“I’m just waiting for this all to make sense.”
–Nathan Petrelli

Title: “One of Us, One of Them”

Cast

Milo Ventimiglio as Peter Petrelli
Adrian Pasdar as Nathan Petrelli
Zachary Quinto as Sylar
Hayden Panettiere as Claire Bennett
Masi Oka as Hiro Nakamura
James Kyson Lee as Ando Masahashi
Jack Coleman as Noah Bennett
Jimmy Jean-Louis as the Haitian
Greg Grunburg as Matt Parkman
Christine Rose as Angela Petrelli
Brea Grant as Daphne Millbrook
Ashley Crow as Sandra Bennett
Jessalyn Gilsig as Meredith Gordon
Ali Larter as Tracy Strauss
Noah Gray-Cabey as Micah Sanders
Sendhil Ramamurthy as Mohinder Suresh

Premise

Under the influence of his pervy mommy, Sylar decides to be heroic and joins forces with Noah Bennet to capture the villains. In the midst of the villains’ ill-conceived plans, we learn about the fate of Peter, whose temporary body has powers similar to Marvel’s Black Bolt and some incarnations of DC’s Black Canary. Bennet, however, bides his time; he plans to kill Sylar at the first opportunity, which would seem to be the very scene where he announces this intention. The Haitian is standing by. If killing Sylar is so important, why doesn’t he act then?

Hiro, Ando, and Daphne engage in screwball comedy with the fate of the world at stake.

Claire’s mothers square off as the cheerleader decides she wants to become a superhero.

Tracy Strauss learns more about her connection to the deceased (for now, anyway) Niki Sanders.

Parkman continues his quest in Africa, where he finds a gallery of his life painted by an artist who depicts possible futures.

High Points

The Niki Sanders/Tracy Strauss has my interest.
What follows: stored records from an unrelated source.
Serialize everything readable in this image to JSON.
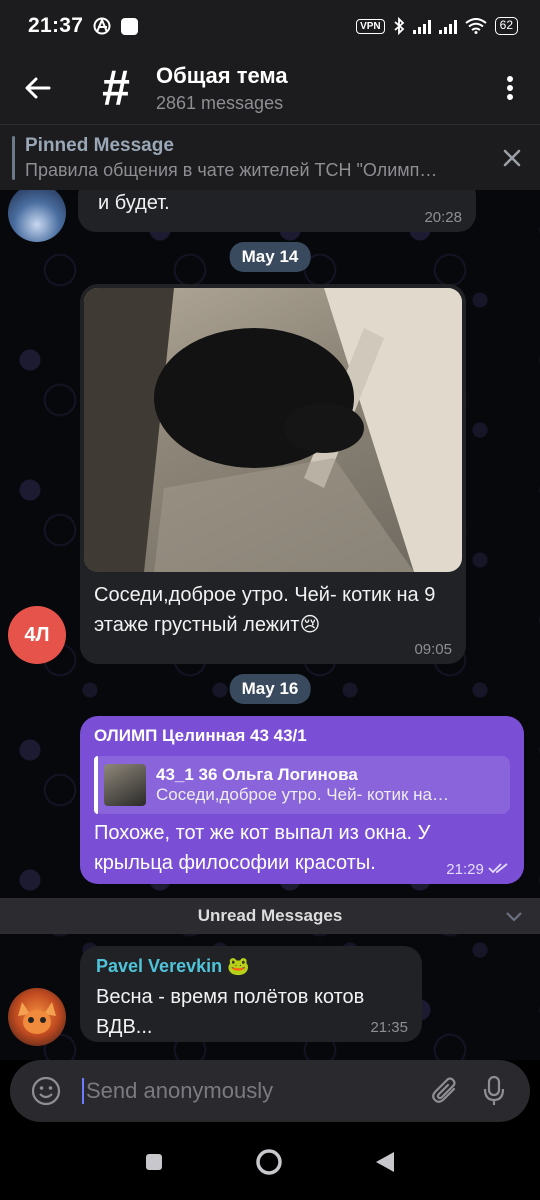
{
  "status_bar": {
    "time": "21:37",
    "vpn": "VPN",
    "battery": "62"
  },
  "header": {
    "icon": "hash-icon",
    "title": "Общая тема",
    "subtitle": "2861 messages"
  },
  "pinned": {
    "label": "Pinned Message",
    "text": "Правила общения в чате жителей ТСН \"Олимп…"
  },
  "messages": [
    {
      "text": "и будет.",
      "time": "20:28"
    },
    {
      "date": "May 14"
    },
    {
      "avatar_initials": "4Л",
      "avatar_color": "#e5534b",
      "text": "Соседи,доброе утро. Чей- котик на 9 этаже грустный лежит😢",
      "time": "09:05"
    },
    {
      "date": "May 16"
    },
    {
      "sender": "ОЛИМП Целинная 43 43/1",
      "reply_name": "43_1 36 Ольга Логинова",
      "reply_text": "Соседи,доброе утро. Чей- котик на…",
      "text": "Похоже, тот же кот выпал из окна. У крыльца философии красоты.",
      "time": "21:29",
      "bubble_color": "#7a4fd6"
    },
    {
      "separator": "Unread Messages"
    },
    {
      "sender": "Pavel Verevkin",
      "sender_emoji": "🐸",
      "sender_color": "#4fc3d9",
      "text": "Весна - время полётов котов ВДВ...",
      "time": "21:35"
    }
  ],
  "composer": {
    "placeholder": "Send anonymously"
  }
}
Yes, I rolled my eyes at how quickly Micah was able to find the connection. The “twin” aspect may seem clichéd, but it reflects the dichotomy that was part of the original character. We have the potential for a plot/character development here that would build on the series’ past in an interesting way. The final revelation may not have surprised everyone, but it could take the story somewhere interesting.

As an aside: I know the show took some flack for slow pacing last year, but this phase of Strauss’ search didn’t need to resolve quite this quickly or this easily.

Low Point

The Hiro/Daphne/Ando plot obviously intends to restore the fun that once balanced the show’s angsty darkness. Sort of like how Lucas tried to recreate the fun of the original Star Wars films by introducing Jar Jar Binks. It doesn’t work for me. Firstly, I didn’t find the scenes to be that funny. Secondly and more significantly, Hiro grew over the last two years. In the first season, he took inspiration from his role model and became a hero. Then, he grew more worldly as he became that specific role model. He witnessed grim futures. He changed. Then he inherited a company. He’s no longer the charming otaku, the potentially heroic fool on the start of a great journey. Changing him back is poor writing, and does not bode well for Heroes. We have a show (as many of you have noted) where any dead person can return to life, any timeline can be changed, and, apparently, where any interesting character can be rewritten to suit the writers’ whims.

The Scores

Originality: 2/6. When the show isn’t ripping off every comic book ever written, it steals from itself. The former has at least been interesting; the latter just seems lazy.

Effects: 6/6. The effects remain good. I especially liked the time-freeze in the bank. Unfortunately, Heroes is falling into the trap of high-budget genre programming in the twenty-first century. They spend too much money on good visuals, and too little on good writing.

Story: 3/6.

Acting: 4/6 This episode features some of the weakest acting thus far, and the least consistent. Quinto does well when Sylar poses as an FBI agent; the scenes with his mother are nail-across-the-chalkboard painful.

Suresh isn’t even in this episode and I wanted to see him shot.

Emotional Response: 3/6

Production: 6/6

Overall: 4/6.

28/42.

Questions

1. What’s up with Claire’s age? The original pre-production publicity said she was 17. Her age is given as 16 during the first season, then as almost sixteen—even though she has been shown driving. Two years later, she is indeed 17. (Hayden Panettier, for the record, was born in 1989). Given that she is a teenager, this matters somewhat. I have a bigger concern than continuity regarding age: should the show last, I hope they don’t keep backdating her so she remains in high school.

2. Those of you who like the Suresh narration: why do you like it? I find it ponderous, pompous, pointless, and inappropriately intrusive. I really didn’t need it in an episode where the character doesn’t even appear.

3. Does anyone want to submit reviews? I think I’m giving this show one more week, and then switching to discussion-only posts. Maybe we could do “rotating fan viewer reviews.”